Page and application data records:
>>>>>
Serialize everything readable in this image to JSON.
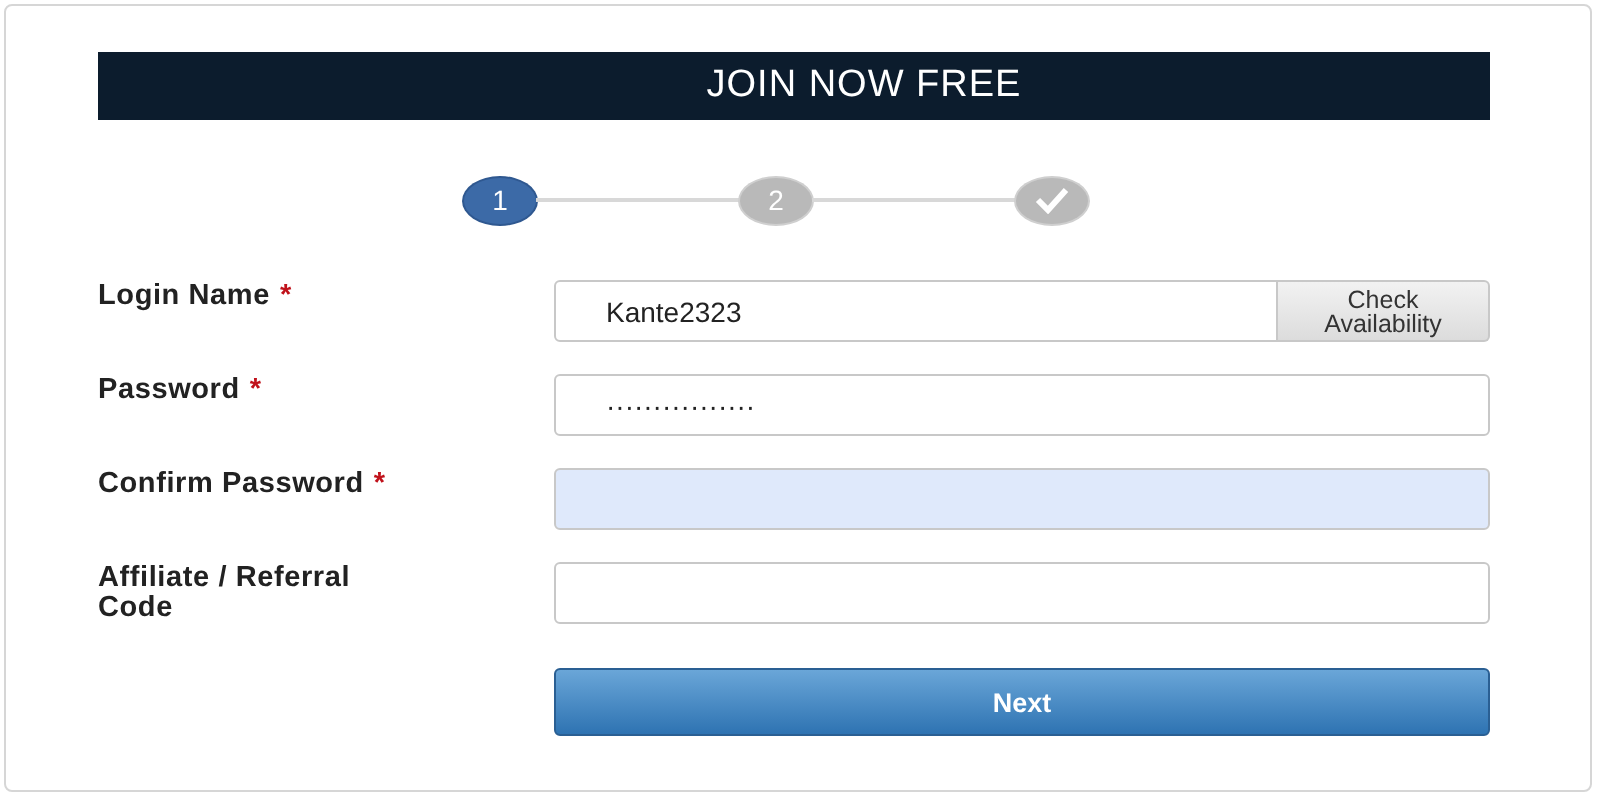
{
  "header": {
    "title": "JOIN NOW FREE"
  },
  "steps": [
    {
      "kind": "number",
      "label": "1",
      "selected": true
    },
    {
      "kind": "number",
      "label": "2",
      "selected": false
    },
    {
      "kind": "check",
      "selected": false
    }
  ],
  "fields": [
    {
      "label": "Login Name",
      "required_mark": "*",
      "value": "Kante2323",
      "autofilled": false,
      "action": "Check Availability"
    },
    {
      "label": "Password",
      "required_mark": "*",
      "value": "················",
      "autofilled": false
    },
    {
      "label": "Confirm Password",
      "required_mark": "*",
      "autofilled": true
    },
    {
      "label": "Affiliate / Referral Code",
      "autofilled": false
    }
  ],
  "submit": "Next"
}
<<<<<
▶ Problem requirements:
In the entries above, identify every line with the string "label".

▶ Answer space:
      "label": "1",
      "label": "2",
      "label": "Login Name",
      "label": "Password",
      "label": "Confirm Password",
      "label": "Affiliate / Referral Code",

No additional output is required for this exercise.